Solomon observed this in Proverbs 14:12 when he said: “There is a way which seems right to a man, But its end is the way of death”
And the book of Judges explains the ethical outcomes during that period of apostasy, in this way: “In those days there was no king in Israel; every man did what was right in his own eyes.
Each of these passages relate ethics to God and outcomes to eternity. The standards of conduct given by God are rooted in his person and are expressions of his will. Had God withheld these from us, we would not know who He is or how to please him.
The scriptures make it clear that the first and most important ‘outcome’ of acceptable ethical conduct is a right relationship with God. Those who have never sinned are pleasing to God in a way that needs no remedy. Those who have sinned but have been redeemed by the blood of Christ and entered into a living relationship with the Father through the Son, are also pleasing to God. For this reason, Christians subscribe to the standard set by Jesus and revealed in His word. It is an unchanging standard anchored in the God who is the same yesterday, today and tomorrow. Our efforts to obey God are actually also an effort at ‘authenticity’. Having been cleansed by the blood of Jesus when we were baptized into Him, we have been raised to ‘walk in newness of life’. Having been made pure and holy, and set apart for God’s service, we make it our goal to attain to the same standard of perfection to which Christ has brought us by his grace.

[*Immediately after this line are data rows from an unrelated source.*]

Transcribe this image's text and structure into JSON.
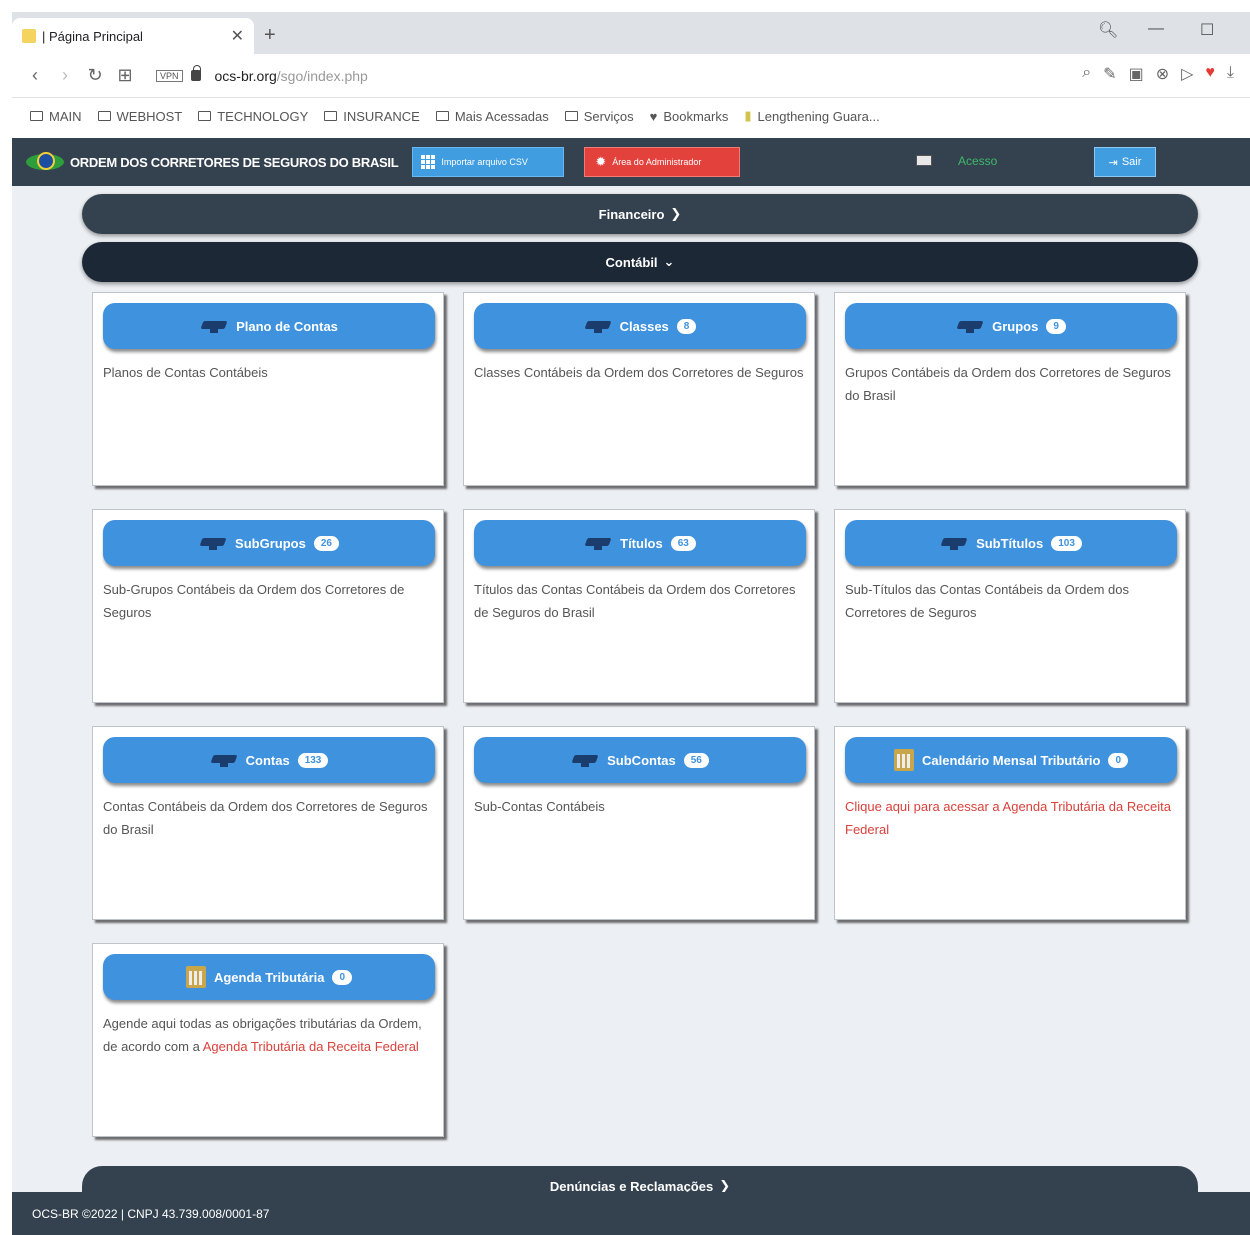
{
  "browser": {
    "tab_title": "| Página Principal",
    "tab_close": "✕",
    "new_tab": "+",
    "url_host": "ocs-br.org",
    "url_path": "/sgo/index.php",
    "vpn_label": "VPN",
    "bookmarks": [
      {
        "label": "MAIN",
        "icon": "folder-icon"
      },
      {
        "label": "WEBHOST",
        "icon": "folder-icon"
      },
      {
        "label": "TECHNOLOGY",
        "icon": "folder-icon"
      },
      {
        "label": "INSURANCE",
        "icon": "folder-icon"
      },
      {
        "label": "Mais Acessadas",
        "icon": "folder-icon"
      },
      {
        "label": "Serviços",
        "icon": "folder-icon"
      },
      {
        "label": "Bookmarks",
        "icon": "heart-icon"
      },
      {
        "label": "Lengthening Guara...",
        "icon": "page-icon"
      }
    ]
  },
  "appbar": {
    "brand": "ORDEM DOS CORRETORES DE SEGUROS DO BRASIL",
    "csv_button": "Importar arquivo CSV",
    "admin_button": "Área do Administrador",
    "acesso": "Acesso",
    "sair_button": "Sair"
  },
  "sections": {
    "financeiro": "Financeiro",
    "contabil": "Contábil",
    "denuncias": "Denúncias e Reclamações"
  },
  "cards": [
    {
      "title": "Plano de Contas",
      "badge": "",
      "icon": "graduation-cap-icon",
      "desc": "Planos de Contas Contábeis"
    },
    {
      "title": "Classes",
      "badge": "8",
      "icon": "graduation-cap-icon",
      "desc": "Classes Contábeis da Ordem dos Corretores de Seguros"
    },
    {
      "title": "Grupos",
      "badge": "9",
      "icon": "graduation-cap-icon",
      "desc": "Grupos Contábeis da Ordem dos Corretores de Seguros do Brasil"
    },
    {
      "title": "SubGrupos",
      "badge": "26",
      "icon": "graduation-cap-icon",
      "desc": "Sub-Grupos Contábeis da Ordem dos Corretores de Seguros"
    },
    {
      "title": "Títulos",
      "badge": "63",
      "icon": "graduation-cap-icon",
      "desc": "Títulos das Contas Contábeis da Ordem dos Corretores de Seguros do Brasil"
    },
    {
      "title": "SubTítulos",
      "badge": "103",
      "icon": "graduation-cap-icon",
      "desc": "Sub-Títulos das Contas Contábeis da Ordem dos Corretores de Seguros"
    },
    {
      "title": "Contas",
      "badge": "133",
      "icon": "graduation-cap-icon",
      "desc": "Contas Contábeis da Ordem dos Corretores de Seguros do Brasil"
    },
    {
      "title": "SubContas",
      "badge": "56",
      "icon": "graduation-cap-icon",
      "desc": "Sub-Contas Contábeis"
    },
    {
      "title": "Calendário Mensal Tributário",
      "badge": "0",
      "icon": "building-icon",
      "desc": "Clique aqui para acessar a Agenda Tributária da Receita Federal"
    },
    {
      "title": "Agenda Tributária",
      "badge": "0",
      "icon": "building-icon",
      "desc_prefix": "Agende aqui todas as obrigações tributárias da Ordem, de acordo com a ",
      "desc_link": "Agenda Tributária da Receita Federal"
    }
  ],
  "footer": {
    "text": "OCS-BR ©2022 | CNPJ 43.739.008/0001-87"
  },
  "colors": {
    "navbar": "#344250",
    "accent_blue": "#3f92dd",
    "admin_red": "#e3413c",
    "link_red": "#d9413c"
  }
}
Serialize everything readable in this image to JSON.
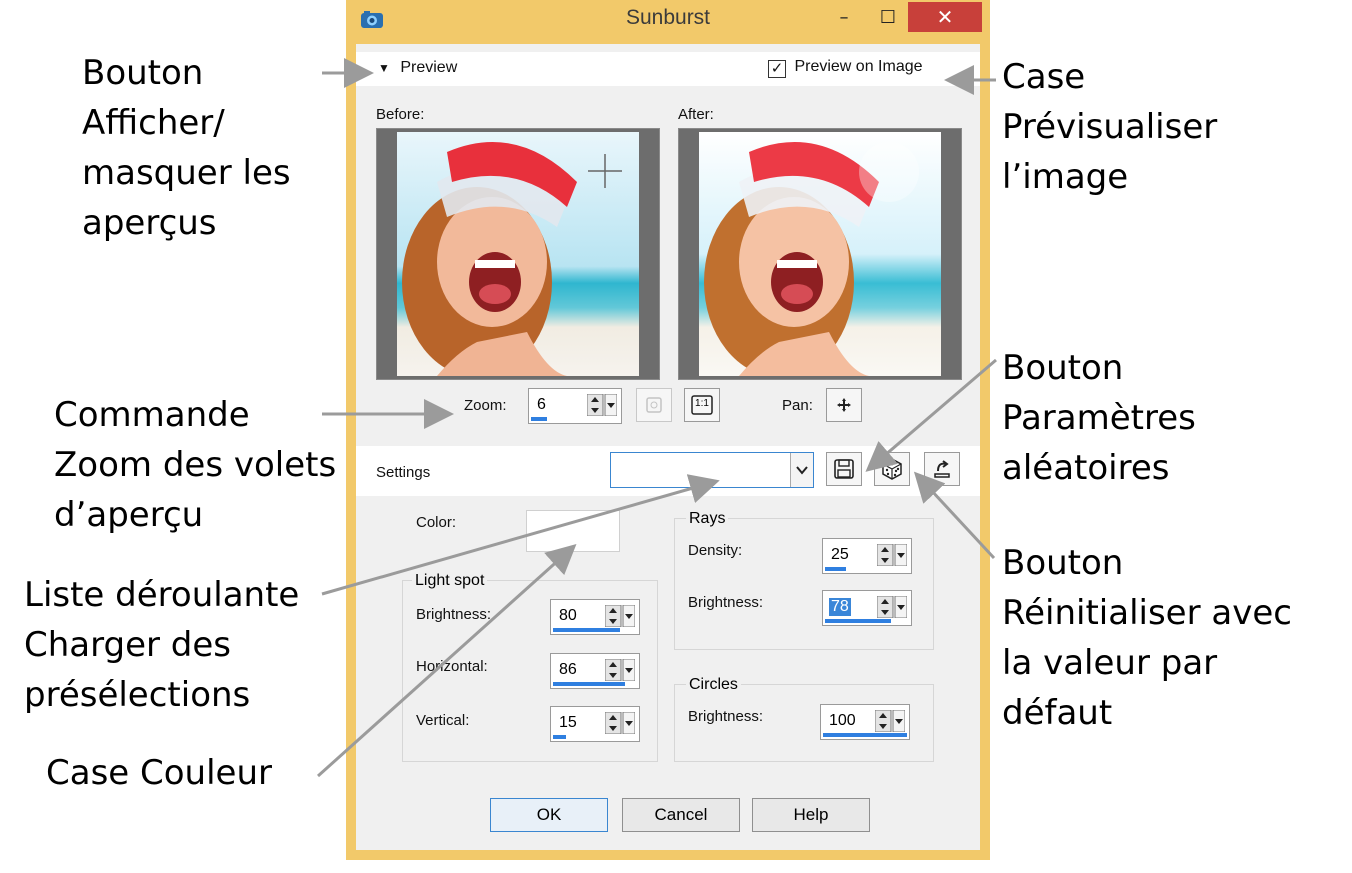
{
  "window": {
    "title": "Sunburst",
    "min_glyph": "–",
    "max_glyph": "☐",
    "close_glyph": "✕"
  },
  "preview": {
    "toggle_label": "Preview",
    "preview_on_image_label": "Preview on Image",
    "preview_on_image_checked": true,
    "before_label": "Before:",
    "after_label": "After:",
    "zoom_label": "Zoom:",
    "zoom_value": "6",
    "zoom_fraction": 0.18,
    "actual_size_label": "1:1",
    "pan_label": "Pan:"
  },
  "settings": {
    "label": "Settings",
    "preset_value": ""
  },
  "controls": {
    "color_label": "Color:",
    "color_value": "#ffffff",
    "light_spot": {
      "title": "Light spot",
      "brightness_label": "Brightness:",
      "brightness_value": "80",
      "brightness_fraction": 0.8,
      "horizontal_label": "Horizontal:",
      "horizontal_value": "86",
      "horizontal_fraction": 0.86,
      "vertical_label": "Vertical:",
      "vertical_value": "15",
      "vertical_fraction": 0.15
    },
    "rays": {
      "title": "Rays",
      "density_label": "Density:",
      "density_value": "25",
      "density_fraction": 0.25,
      "brightness_label": "Brightness:",
      "brightness_value": "78",
      "brightness_fraction": 0.78
    },
    "circles": {
      "title": "Circles",
      "brightness_label": "Brightness:",
      "brightness_value": "100",
      "brightness_fraction": 1.0
    }
  },
  "buttons": {
    "ok": "OK",
    "cancel": "Cancel",
    "help": "Help"
  },
  "callouts": {
    "show_hide_previews": "Bouton\nAfficher/\nmasquer les\naperçus",
    "preview_on_image": "Case\nPrévisualiser\nl’image",
    "zoom_control": "Commande\nZoom des volets\nd’aperçu",
    "random_params": "Bouton\nParamètres\naléatoires",
    "presets_dropdown": "Liste déroulante\nCharger des\nprésélections",
    "reset_default": "Bouton\nRéinitialiser avec\nla valeur par\ndéfaut",
    "color_box": "Case Couleur"
  },
  "colors": {
    "frame_accent": "#f2c96a",
    "close_red": "#c8403a",
    "value_bar": "#2f7fe0"
  }
}
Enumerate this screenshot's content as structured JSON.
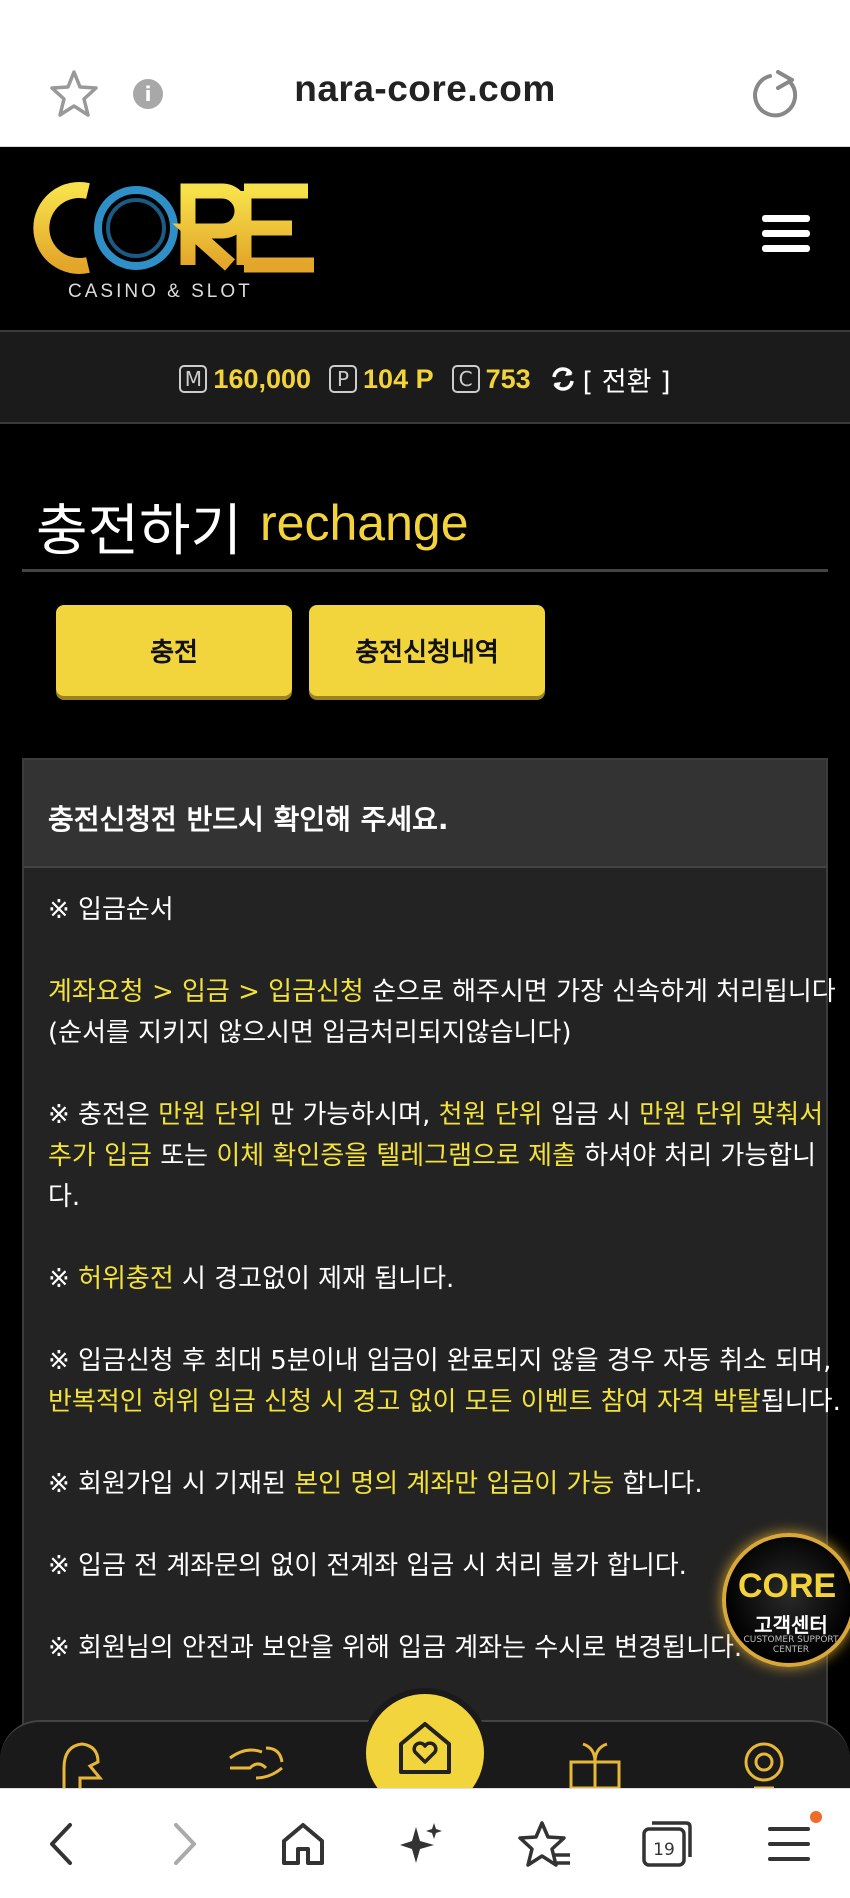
{
  "browser": {
    "url": "nara-core.com",
    "info_glyph": "i",
    "tab_count": "19"
  },
  "site": {
    "logo_text": "CORE",
    "logo_sub": "CASINO & SLOT"
  },
  "balance": {
    "money_badge": "M",
    "money": "160,000",
    "point_badge": "P",
    "point": "104 P",
    "coin_badge": "C",
    "coin": "753",
    "convert_label": "[ 전환 ]"
  },
  "page": {
    "title_ko": "충전하기",
    "title_en": "rechange"
  },
  "tabs": [
    {
      "label": "충전"
    },
    {
      "label": "충전신청내역"
    }
  ],
  "notice": {
    "heading": "충전신청전 반드시 확인해 주세요.",
    "order_title": "※ 입금순서",
    "p1_hl": "계좌요청 > 입금 > 입금신청",
    "p1_rest": " 순으로 해주시면 가장 신속하게 처리됩니다 (순서를 지키지 않으시면 입금처리되지않습니다)",
    "p2_a": "※ 충전은 ",
    "p2_b": "만원 단위",
    "p2_c": " 만 가능하시며, ",
    "p2_d": "천원 단위",
    "p2_e": " 입금 시 ",
    "p2_f": "만원 단위 맞춰서 추가 입금",
    "p2_g": " 또는 ",
    "p2_h": "이체 확인증을 텔레그램으로 제출",
    "p2_i": " 하셔야 처리 가능합니다.",
    "p3_a": "※ ",
    "p3_b": "허위충전",
    "p3_c": " 시 경고없이 제재 됩니다.",
    "p4_a": "※ 입금신청 후 최대 5분이내 입금이 완료되지 않을 경우 자동 취소 되며, ",
    "p4_b": "반복적인 허위 입금 신청 시 경고 없이 모든 이벤트 참여 자격 박탈",
    "p4_c": "됩니다.",
    "p5_a": "※ 회원가입 시 기재된 ",
    "p5_b": "본인 명의 계좌만 입금이 가능",
    "p5_c": " 합니다.",
    "p6": "※ 입금 전 계좌문의 없이 전계좌 입금 시 처리 불가 합니다.",
    "p7": "※ 회원님의 안전과 보안을 위해 입금 계좌는 수시로 변경됩니다."
  },
  "support": {
    "logo": "CORE",
    "label": "고객센터",
    "sub": "CUSTOMER SUPPORT CENTER"
  },
  "colors": {
    "accent": "#f2d43c",
    "highlight_text": "#f3e23a",
    "background": "#000000",
    "panel": "#232323"
  }
}
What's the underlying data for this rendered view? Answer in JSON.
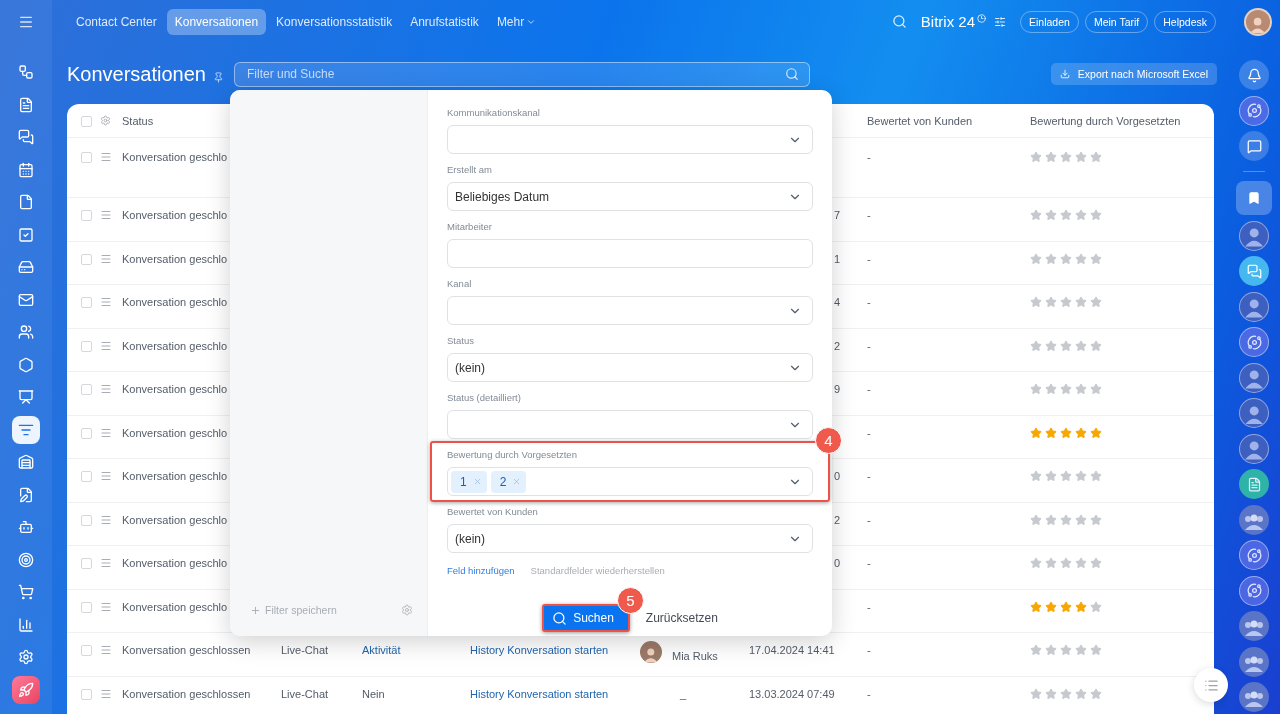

Having burst the bounds of God’s morality the human race has run head long into its own mortality. No system of ethics or ethical values is complete without considering what it is that lies on the ‘other side’. Death cannot simply be explained away as ‘a part of life’, for it has not always been so. It exists as God’s penalty for sin, imposed upon us for this express reason. And while it is the end of life on earth as a human being, it is not really ‘the end’.
Since mortality has been imposed upon us by our heavenly Father, we must turn to him for a morality that is able to prepare us for what lies on the other side of death.
1This may seem silly to many readers who are right to observe that this ‘process’ is never ending. Since people change – self-discovery or the reinventing of oneself is also never ending.. And if who I am is my standard of right and wrong, then I have an ethic that I can never fail to live up to. Whatever I am at any given moment – is right. My standard ‘is what it is’ but can never serve as that ‘which I ought to be’.